* WORK REQUEST *
Filter the lines below, copying only those with the string "screenshot".

Data records for software interfaces
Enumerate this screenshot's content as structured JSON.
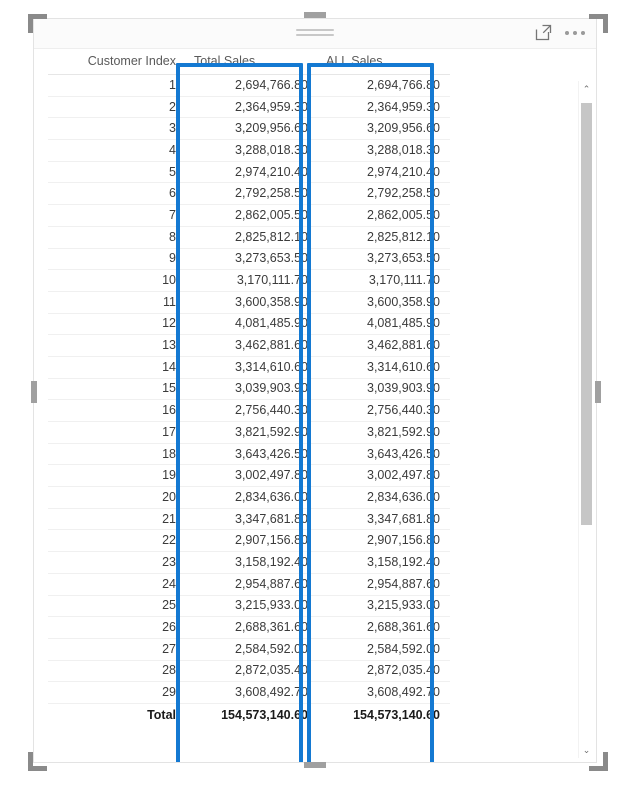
{
  "visual": {
    "type": "power-bi-table-visual",
    "accent_color": "#1479d2",
    "header": {
      "drag_handle_name": "drag-handle",
      "focus_mode_label": "Focus mode",
      "more_options_label": "More options"
    }
  },
  "table": {
    "columns": [
      {
        "key": "customer_index",
        "label": "Customer Index",
        "align": "right",
        "highlighted": false
      },
      {
        "key": "total_sales",
        "label": "Total Sales",
        "align": "right",
        "highlighted": true
      },
      {
        "key": "all_sales",
        "label": "ALL Sales",
        "align": "right",
        "highlighted": true
      }
    ],
    "rows": [
      {
        "customer_index": "1",
        "total_sales": "2,694,766.80",
        "all_sales": "2,694,766.80"
      },
      {
        "customer_index": "2",
        "total_sales": "2,364,959.30",
        "all_sales": "2,364,959.30"
      },
      {
        "customer_index": "3",
        "total_sales": "3,209,956.60",
        "all_sales": "3,209,956.60"
      },
      {
        "customer_index": "4",
        "total_sales": "3,288,018.30",
        "all_sales": "3,288,018.30"
      },
      {
        "customer_index": "5",
        "total_sales": "2,974,210.40",
        "all_sales": "2,974,210.40"
      },
      {
        "customer_index": "6",
        "total_sales": "2,792,258.50",
        "all_sales": "2,792,258.50"
      },
      {
        "customer_index": "7",
        "total_sales": "2,862,005.50",
        "all_sales": "2,862,005.50"
      },
      {
        "customer_index": "8",
        "total_sales": "2,825,812.10",
        "all_sales": "2,825,812.10"
      },
      {
        "customer_index": "9",
        "total_sales": "3,273,653.50",
        "all_sales": "3,273,653.50"
      },
      {
        "customer_index": "10",
        "total_sales": "3,170,111.70",
        "all_sales": "3,170,111.70"
      },
      {
        "customer_index": "11",
        "total_sales": "3,600,358.90",
        "all_sales": "3,600,358.90"
      },
      {
        "customer_index": "12",
        "total_sales": "4,081,485.90",
        "all_sales": "4,081,485.90"
      },
      {
        "customer_index": "13",
        "total_sales": "3,462,881.60",
        "all_sales": "3,462,881.60"
      },
      {
        "customer_index": "14",
        "total_sales": "3,314,610.60",
        "all_sales": "3,314,610.60"
      },
      {
        "customer_index": "15",
        "total_sales": "3,039,903.90",
        "all_sales": "3,039,903.90"
      },
      {
        "customer_index": "16",
        "total_sales": "2,756,440.30",
        "all_sales": "2,756,440.30"
      },
      {
        "customer_index": "17",
        "total_sales": "3,821,592.90",
        "all_sales": "3,821,592.90"
      },
      {
        "customer_index": "18",
        "total_sales": "3,643,426.50",
        "all_sales": "3,643,426.50"
      },
      {
        "customer_index": "19",
        "total_sales": "3,002,497.80",
        "all_sales": "3,002,497.80"
      },
      {
        "customer_index": "20",
        "total_sales": "2,834,636.00",
        "all_sales": "2,834,636.00"
      },
      {
        "customer_index": "21",
        "total_sales": "3,347,681.80",
        "all_sales": "3,347,681.80"
      },
      {
        "customer_index": "22",
        "total_sales": "2,907,156.80",
        "all_sales": "2,907,156.80"
      },
      {
        "customer_index": "23",
        "total_sales": "3,158,192.40",
        "all_sales": "3,158,192.40"
      },
      {
        "customer_index": "24",
        "total_sales": "2,954,887.60",
        "all_sales": "2,954,887.60"
      },
      {
        "customer_index": "25",
        "total_sales": "3,215,933.00",
        "all_sales": "3,215,933.00"
      },
      {
        "customer_index": "26",
        "total_sales": "2,688,361.60",
        "all_sales": "2,688,361.60"
      },
      {
        "customer_index": "27",
        "total_sales": "2,584,592.00",
        "all_sales": "2,584,592.00"
      },
      {
        "customer_index": "28",
        "total_sales": "2,872,035.40",
        "all_sales": "2,872,035.40"
      },
      {
        "customer_index": "29",
        "total_sales": "3,608,492.70",
        "all_sales": "3,608,492.70"
      }
    ],
    "total_row": {
      "customer_index": "Total",
      "total_sales": "154,573,140.60",
      "all_sales": "154,573,140.60"
    }
  },
  "scrollbar": {
    "up_arrow_glyph": "⌃",
    "down_arrow_glyph": "⌄",
    "orientation": "vertical"
  }
}
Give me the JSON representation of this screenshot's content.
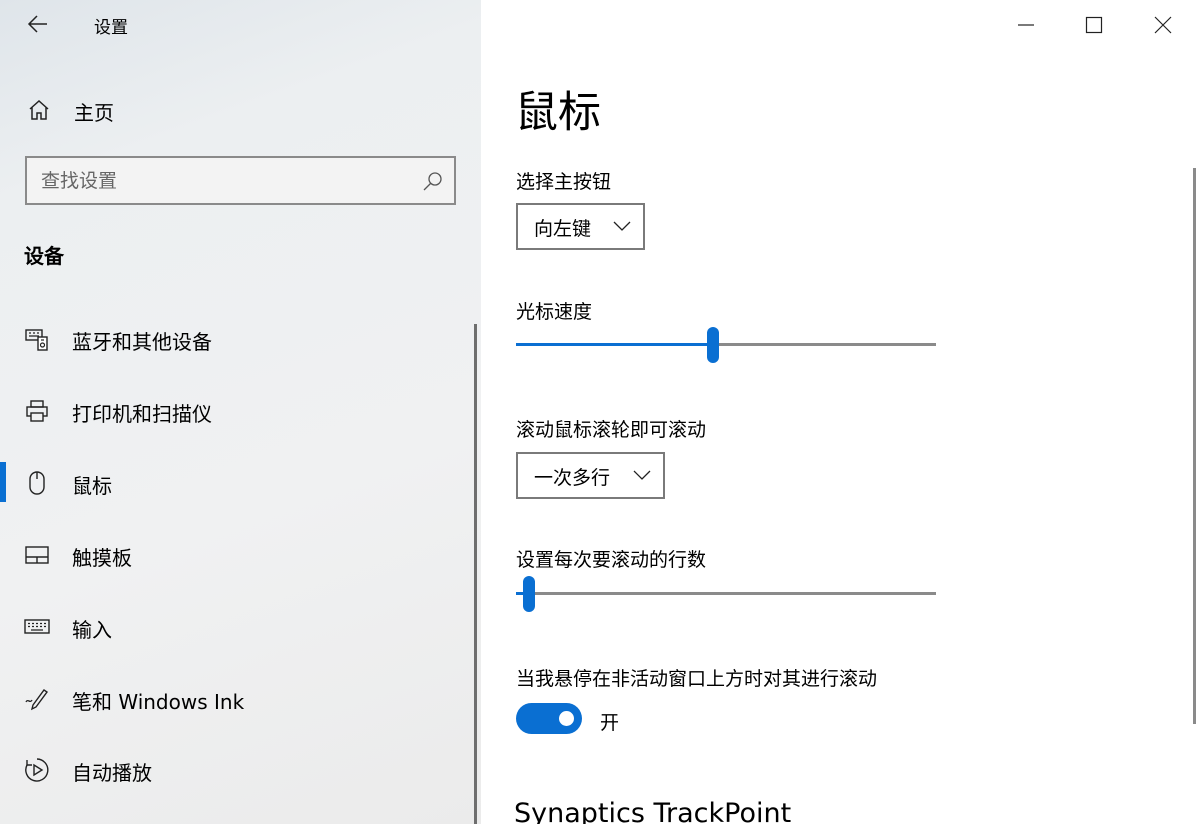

* RESULT *
Enumerate this screenshot's content as structured JSON.
Give me the JSON representation of this screenshot's content.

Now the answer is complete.